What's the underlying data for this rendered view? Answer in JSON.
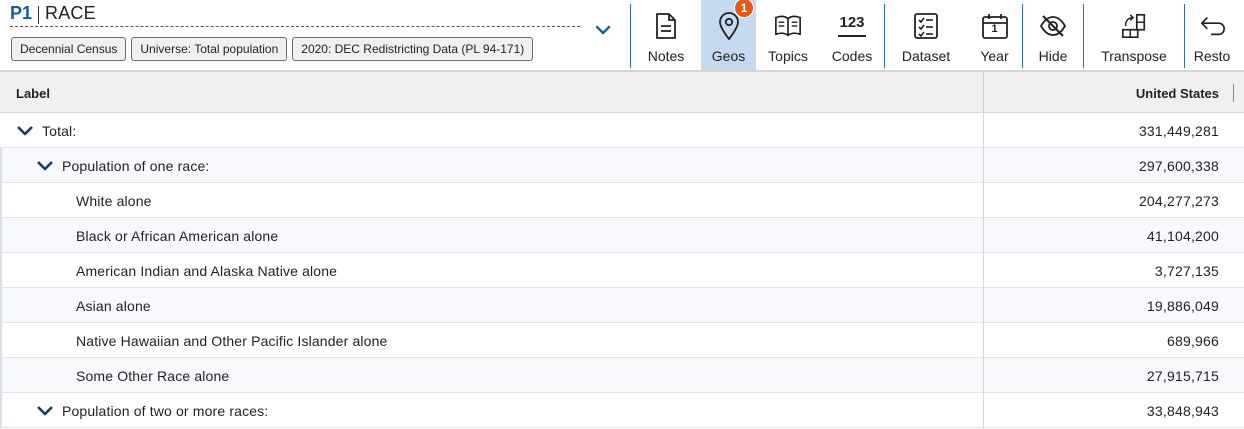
{
  "header": {
    "table_id": "P1",
    "table_title": "RACE",
    "chips": [
      "Decennial Census",
      "Universe: Total population",
      "2020: DEC Redistricting Data (PL 94-171)"
    ]
  },
  "toolbar": {
    "notes": "Notes",
    "geos": "Geos",
    "geos_badge": "1",
    "topics": "Topics",
    "codes": "Codes",
    "codes_icon_text": "123",
    "dataset": "Dataset",
    "year": "Year",
    "year_icon_text": "1",
    "hide": "Hide",
    "transpose": "Transpose",
    "restore": "Resto"
  },
  "table": {
    "col_label": "Label",
    "col_geo": "United States",
    "rows": [
      {
        "label": "Total:",
        "value": "331,449,281"
      },
      {
        "label": "Population of one race:",
        "value": "297,600,338"
      },
      {
        "label": "White alone",
        "value": "204,277,273"
      },
      {
        "label": "Black or African American alone",
        "value": "41,104,200"
      },
      {
        "label": "American Indian and Alaska Native alone",
        "value": "3,727,135"
      },
      {
        "label": "Asian alone",
        "value": "19,886,049"
      },
      {
        "label": "Native Hawaiian and Other Pacific Islander alone",
        "value": "689,966"
      },
      {
        "label": "Some Other Race alone",
        "value": "27,915,715"
      },
      {
        "label": "Population of two or more races:",
        "value": "33,848,943"
      }
    ]
  },
  "colors": {
    "accent": "#1a5aa6",
    "active_tool_bg": "#c5d9f1",
    "badge": "#e2591b"
  }
}
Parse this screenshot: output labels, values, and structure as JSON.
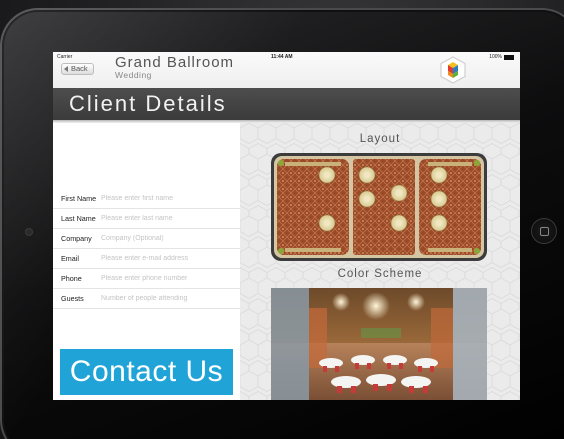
{
  "status_bar": {
    "carrier": "Carrier",
    "time": "11:44 AM",
    "battery": "100%"
  },
  "nav": {
    "back_label": "Back",
    "venue_title": "Grand Ballroom",
    "venue_subtitle": "Wedding"
  },
  "page": {
    "title": "Client Details"
  },
  "form": {
    "fields": [
      {
        "label": "First Name",
        "placeholder": "Please enter first name"
      },
      {
        "label": "Last Name",
        "placeholder": "Please enter last name"
      },
      {
        "label": "Company",
        "placeholder": "Company (Optional)"
      },
      {
        "label": "Email",
        "placeholder": "Please enter e-mail address"
      },
      {
        "label": "Phone",
        "placeholder": "Please enter phone number"
      },
      {
        "label": "Guests",
        "placeholder": "Number of people attending"
      }
    ],
    "contact_label": "Contact Us"
  },
  "right": {
    "layout_title": "Layout",
    "color_title": "Color Scheme"
  },
  "colors": {
    "accent": "#20a4d8",
    "header": "#444444",
    "carpet": "#9a4a2a"
  }
}
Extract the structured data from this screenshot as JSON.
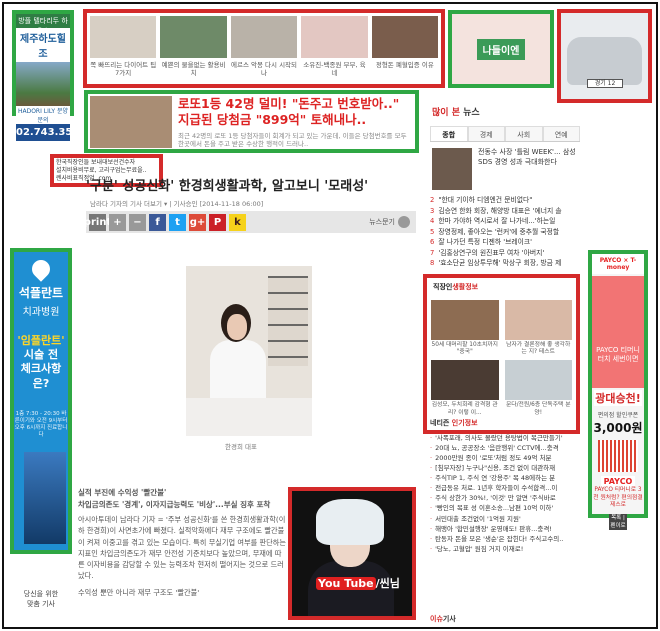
{
  "ads": {
    "jeju": {
      "top": "방플 텔타리두 하우스",
      "brand": "제주하도힐조",
      "sub": "HADORI LILY 분양문의",
      "phone": "02.743.3500"
    },
    "top_row": [
      {
        "caption": "쪽 빠뜨리는 다이어트 팁 7가지"
      },
      {
        "caption": "예쁜의 물을없는 활용비치"
      },
      {
        "caption": "에르스 악몽 다시 시작되나"
      },
      {
        "caption": "소유진-백종원 부부, 육네"
      },
      {
        "caption": "정형돈 폐혈입증 이유"
      }
    ],
    "nanum": "나들이엔",
    "car": {
      "plate": "경기 12"
    },
    "lotto": {
      "headline": "로또1등 42명 덜미! \"돈주고 번호받아..\" 지급된 당첨금 \"899억\" 토해내나..",
      "body": "최근 42명의 로또 1등 당첨자들이 회계가 되고 있는 가운데, 이들은 당첨번호를 모두 한곳에서 돈을 주고 받은 수상한 행적이 드러나.."
    },
    "info_box": [
      "한국직장인들 보내대보선건수자",
      "설치비용비무료, 고리구업는무료을..",
      "렌사비표직정엄 .com"
    ],
    "implant_left": {
      "n1": "석플란트",
      "n2": "치과병원",
      "yellow": "'임플란트'",
      "q1": "시술 전",
      "q2": "체크사항은?",
      "small": "1층 7:30 - 20:30 바른이기와 오전 9시부터 오후 6시까지 진료합니다"
    },
    "youtube": {
      "brand": "You Tube",
      "suffix": "/씬님"
    },
    "payco": {
      "top": "PAYCO × T-money",
      "line1": "PAYCO 티머니",
      "line2": "터치 세번이면",
      "big": "광대승천!",
      "coupon": "편의점 할인쿠폰",
      "won": "3,000원",
      "logo": "PAYCO",
      "note": "PAYCO 티머니로 3천 원처럼? 편의점결제스로",
      "btn": "목록 | 펜이로"
    }
  },
  "article": {
    "title": "'구분' 성공신화' 한경희생활과학, 알고보니 '모래성'",
    "byline": "남라다 기자의 기사 더보기 ▾ | 기사승인 [2014-11-18 06:00]",
    "newsstand": "뉴스문기",
    "photo_caption": "한경희 대표",
    "sub1": "실적 부진에 수익성 '빨간불'",
    "sub2": "차입금의존도 '경계', 이자지급능력도 '비상'...부실 징후 포착",
    "paragraphs": [
      "아시아투데이 남라다 기자 = '주부 성공신화'를 쓴 한경희생활과학(이하 한경희)이 사면초가에 빠졌다. 실적악화에다 재무 구조에도 빨간불이 켜져 이중고를 겪고 있는 모습이다. 특히 무실기업 여부를 판단하는 지표인 차입금의존도가 재무 안전성 기준치보다 높았으며, 무재에 따른 이자비용을 감당할 수 있는 능력조차 현저히 떨어지는 것으로 드러났다.",
      "수익성 뿐만 아니라 재무 구조도 '빨간불'"
    ]
  },
  "share": {
    "print": "print",
    "plus": "+",
    "minus": "−",
    "fb": "f",
    "tw": "t",
    "gp": "g+",
    "pin": "P",
    "kakao": "k"
  },
  "popular": {
    "head_b": "많이 본",
    "head": "뉴스",
    "tabs": [
      "종합",
      "경제",
      "사회",
      "연예"
    ],
    "top_item": "전동수 사장 '틀림 WEEK'... 삼성SDS 경영 성과 극대화한다",
    "items": [
      "\"한대 기이하 디엠엔건 문비없다\"",
      "김승연 한화 회장, 해양방 대표은 '에너지 솔",
      "한마 가야하 역시로서 잘 나가네...'하는일",
      "장영정제, 좋아오는 '런커'에 중추월 국정할",
      "잘 나가던 특정 디젠하 '브레이크'",
      "'김홍상연구의 원진표무 여차 '아버지'",
      "'효소단균 임상투무해' 막상구 회장, 방금 제"
    ]
  },
  "custom": {
    "head_pre": "직장인",
    "head_b": "생활정보",
    "cells": [
      {
        "caption": "50세 대머리할 10초치까지 \"중국\""
      },
      {
        "caption": "남자가 결론정해 좋 생각하는 지? 테스트"
      },
      {
        "caption": "김성모, 두치회례 감격형 관리? 이렇 이..."
      },
      {
        "caption": "문다/전원/6층 단독주택 분양!"
      }
    ]
  },
  "industry": {
    "head_pre": "네티즌",
    "head_b": "인기정보",
    "items": [
      "'사폭포래, 의사도 몰랐던 용탕법이 복근만들기'",
      "20대 뇨, 공공장소 '음란행위' CCTV에...충격",
      "2000만원 종이 '로또'처럼 정도 49억 처분",
      "[침부자장] 누구나\"신용, 조건 없이 대관하재",
      "주식TIP 1, 주식 연 '강용주' 목 48에하는 분",
      "전급동유 처로. 1년후 학자들이 수석합격...이",
      "주식 상한가 30%!, '이것' 만 알면 '주식바로",
      "'빵인의 목표 성 이혼소송...남편 10억 이하'",
      "서민대출 조건없이 '1억원 지원'",
      "해맹아 '합민설행장' 운영매도! 판휴...충격!",
      "탄동자 돈을 모은 '생순'은 잡힌다! 주식고수의..",
      "'당노, 고혈압' 원짐 거지 이재로!"
    ]
  },
  "issue": {
    "head_b": "이슈",
    "head": "기사"
  },
  "left_bottom": [
    "당신을 위한",
    "맞춤 기사"
  ]
}
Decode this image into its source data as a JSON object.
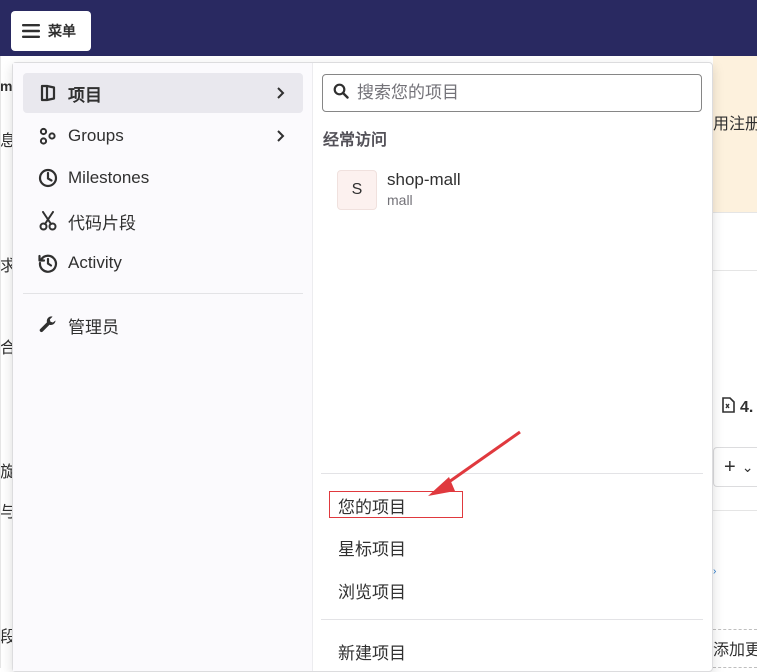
{
  "topbar": {
    "menu_label": "菜单",
    "bg_color": "#292961"
  },
  "background_page": {
    "frag_m": "m",
    "frag_xi": "息",
    "frag_qiu": "求",
    "frag_he": "合",
    "frag_xuan": "旋",
    "frag_yu": "与",
    "frag_duan": "段",
    "frag_zhuce": "用注册",
    "frag_count": "4.",
    "frag_add": "添加更",
    "plus": "+",
    "caret": "⌄"
  },
  "nav": {
    "items": [
      {
        "label": "项目",
        "icon": "project-icon",
        "has_chevron": true,
        "active": true
      },
      {
        "label": "Groups",
        "icon": "groups-icon",
        "has_chevron": true,
        "active": false
      },
      {
        "label": "Milestones",
        "icon": "clock-icon",
        "has_chevron": false,
        "active": false
      },
      {
        "label": "代码片段",
        "icon": "scissors-icon",
        "has_chevron": false,
        "active": false
      },
      {
        "label": "Activity",
        "icon": "history-icon",
        "has_chevron": false,
        "active": false
      },
      {
        "label": "管理员",
        "icon": "wrench-icon",
        "has_chevron": false,
        "active": false
      }
    ]
  },
  "panel": {
    "search_placeholder": "搜索您的项目",
    "frequent_title": "经常访问",
    "frequent_project": {
      "avatar_letter": "S",
      "name": "shop-mall",
      "namespace": "mall"
    },
    "links": [
      "您的项目",
      "星标项目",
      "浏览项目"
    ],
    "new_project": "新建项目"
  },
  "annotation": {
    "color": "#e0393e"
  }
}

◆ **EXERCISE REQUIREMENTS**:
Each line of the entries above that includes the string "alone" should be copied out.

◆ **SOLUTION FOR THIS PROBLEM**:
        "label": "White alone",
        "label": "Black or African American alone",
        "label": "American Indian and Alaska Native alone",
        "label": "Asian alone",
        "label": "Native Hawaiian and Other Pacific Islander alone",
        "label": "Some Other Race alone",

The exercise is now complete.